My own research shows that that was not the case. The US Social Security Death Index lists Pletch, but gives the place of his death as Eldridge, Missouri – an isolated spot nowhere near any of the state’s prisons. And a careful search of local newspapers revealed that Pletch’s name cropped up twice among the small ads published by the Kansas City Star years earlier, in 1964 and 1965 – on the first occasion selling a “new ranch type house” together with an associated lot on the Lake of the Ozarks, and on the second auctioning a service station, together with “several items of personal property including boats, motors, café equipment, and some antiques.” Not only that – a man by the name of Earnest Pletch had found employment as a pilot with a firm called Cox Aviation and married a woman named Mary Leap on the day after Christmas 1973. There must have been other wives as well; when this Pletch died, he left 16 grandchildren and 22 great-grandchildren.
It took some correspondence with the Missouri State Archives to resolve the problem – and reveal an outcome that the merciful Etta Bivens surely never intended when she interceded to save Pletch’s life in 1939. The killer, it turned out, had served less than 20 years for the murder of her husband. Pletch had kept his promise not to apply for a pardon or parole, but then he hardly needed to – his life sentence had been commuted to one of 25 years on 9 January 1953, then further commuted on 1 March 1957, the day of his release.

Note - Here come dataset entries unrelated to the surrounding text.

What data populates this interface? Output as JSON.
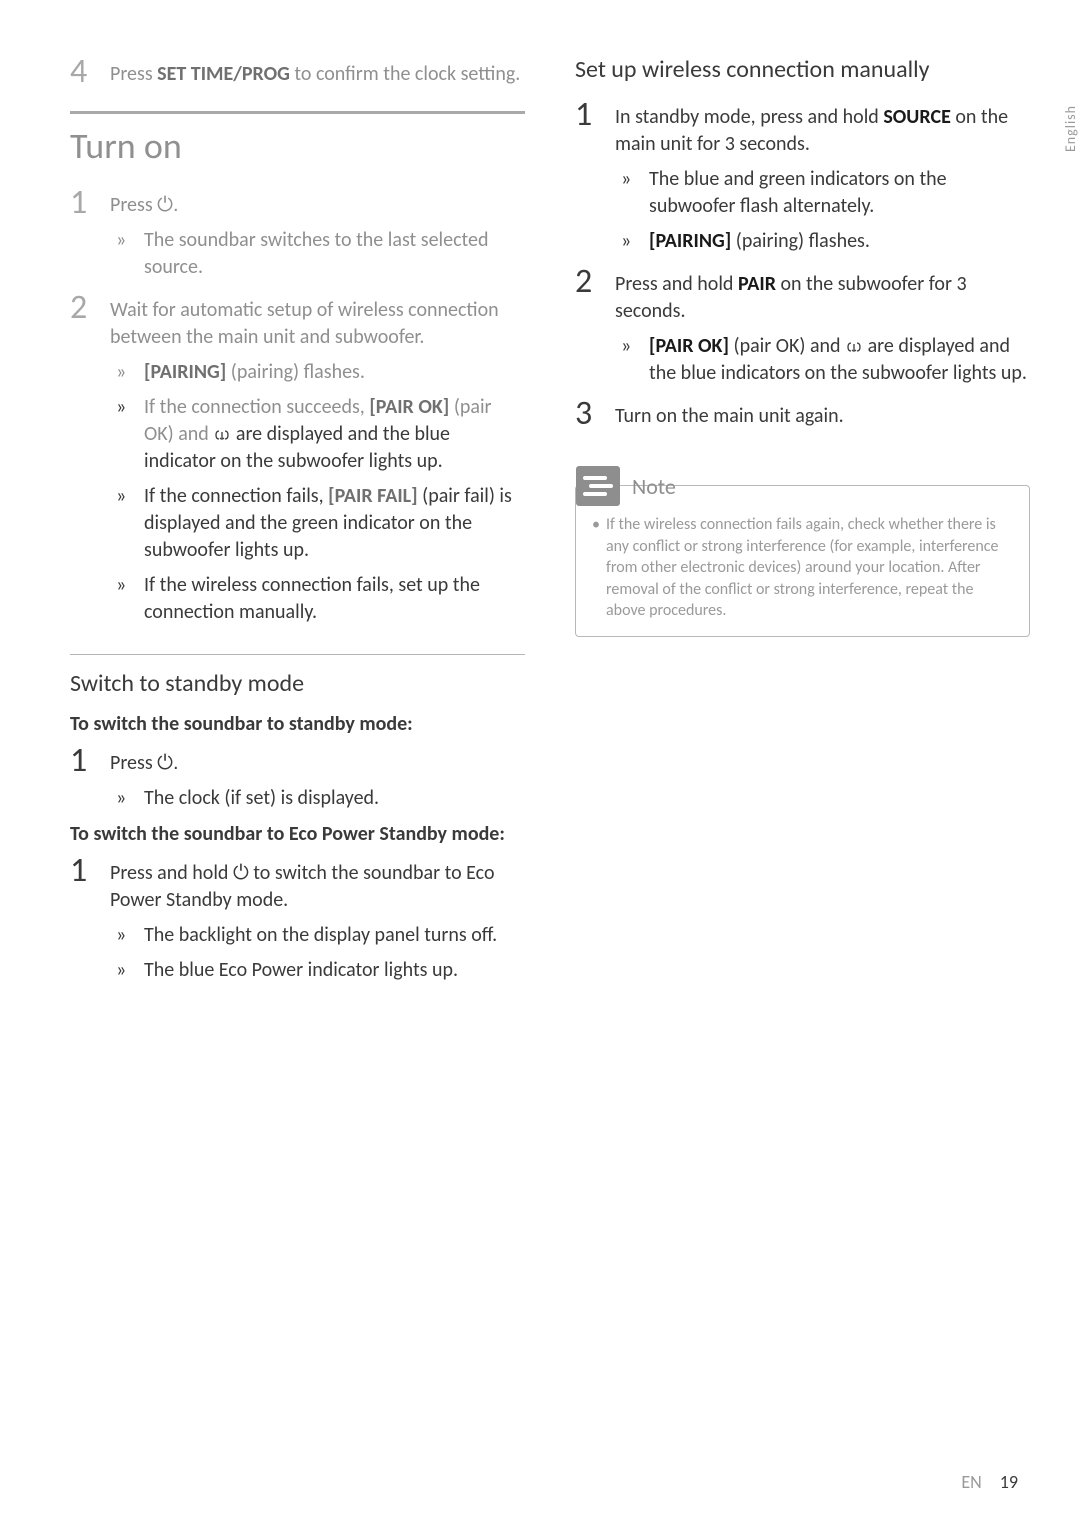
{
  "side_label": "English",
  "left": {
    "step4_num": "4",
    "step4_text_a": "Press ",
    "step4_bold": "SET TIME/PROG",
    "step4_text_b": " to confirm the clock setting.",
    "turn_on_heading": "Turn on",
    "t1_num": "1",
    "t1_text": "Press ",
    "t1_icon_name": "⏻.",
    "t1_sub1": "The soundbar switches to the last selected source.",
    "t2_num": "2",
    "t2_text": "Wait for automatic setup of wireless connection between the main unit and subwoofer.",
    "t2_sub1_a": "",
    "t2_sub1_bold": "[PAIRING]",
    "t2_sub1_b": " (pairing) flashes.",
    "t2_sub2_a": "If the connection succeeds, ",
    "t2_sub2_bold": "[PAIR OK]",
    "t2_sub2_b": " (pair OK) and ",
    "t2_sub2_c": " are displayed and the blue indicator on the subwoofer lights up.",
    "t2_sub3_a": "If the connection fails, ",
    "t2_sub3_bold": "[PAIR FAIL]",
    "t2_sub3_b": " (pair fail) is displayed and the green indicator on the subwoofer lights up.",
    "t2_sub4": "If the wireless connection fails, set up the connection manually.",
    "standby_heading": "Switch to standby mode",
    "standby_sub1": "To switch the soundbar to standby mode:",
    "s1_num": "1",
    "s1_text": "Press ",
    "s1_icon": "⏻.",
    "s1_sub1": "The clock (if set) is displayed.",
    "standby_sub2": "To switch the soundbar to Eco Power Standby mode:",
    "e1_num": "1",
    "e1_text_a": "Press and hold ",
    "e1_icon": "⏻",
    "e1_text_b": " to switch the soundbar to Eco Power Standby mode.",
    "e1_sub1": "The backlight on the display panel turns off.",
    "e1_sub2": "The blue Eco Power indicator lights up."
  },
  "right": {
    "heading": "Set up wireless connection manually",
    "r1_num": "1",
    "r1_a": "In standby mode, press and hold ",
    "r1_bold": "SOURCE",
    "r1_b": " on the main unit for 3 seconds.",
    "r1_sub1": "The blue and green indicators on the subwoofer flash alternately.",
    "r1_sub2_bold": "[PAIRING]",
    "r1_sub2_b": " (pairing) flashes.",
    "r2_num": "2",
    "r2_a": "Press and hold ",
    "r2_bold": "PAIR",
    "r2_b": " on the subwoofer for 3 seconds.",
    "r2_sub1_bold": "[PAIR OK]",
    "r2_sub1_a": " (pair OK) and ",
    "r2_sub1_b": " are displayed and the blue indicators on the subwoofer lights up.",
    "r3_num": "3",
    "r3_text": "Turn on the main unit again.",
    "note_title": "Note",
    "note_body": "If the wireless connection fails again, check whether there is any conflict or strong interference (for example, interference from other electronic devices) around your location. After removal of the conflict or strong interference, repeat the above procedures."
  },
  "footer": {
    "en": "EN",
    "page": "19"
  }
}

“We looked at the commutation records,” an archivist wrote, “and they do not give any information as to why his sentence was commuted twice… Commutations for convicted murderers or people with life sentences were fairly common. Overcrowding was an endemic problem at the MSP, so prisoners with good behaviour were often let out early.”
There does not seem to be any evidence that Earnest Pletch committed any further crimes after his early release. Perhaps he realised he was lucky. Lucky to have landed the Taylor Club successfully that long ago Friday afternoon with a dead man at the dual controls. Lucky not to have been lynched when he was sent back to Missouri. Lucky, again, to have served his time in a grossly overcrowded jail. But fortunate above all to have been offered mercy by a woman to whose husband he had shown no mercy at all.
Contemporary newspapers: Capital Times [Madison, WI], 8 Jul 1938; Miami News [FLA], 8 Jul 1939; Daily Republican [Monogahela, PA] 12 Jul 1939; Vidette-Messenger [Valparaiso, IN], 12 Jul 1939; Oshkosh Daily Northwestern, 30 Oct 1939; Sweetwater Reporter, 30 Oct 1939; San Jose Evening News, 30 Oct 1939; Evening Courier (Prescott, AZ), 30 Oct 1939; Montreal Gazette, 30 Oct 1939; Spartenburg Herald, 1 Nov 1939; Joplin Globe, 1 Nov 1939; Ottawa Journal, 2 Nov 1939; and Kansas City Star, 27 Sep 1964 and 13 Jun 1965. Other sources: Private correspondence with Missouri State Archives, July 2014, author’s files; Pamela Keech. “The killer who fell from the sky: a true-life B-town crime story”‘. Bloom [Bloomington, IN], Oct-Nov 2009; Missouri Obituary and Death Notice Archive; United States Social Security Death Index.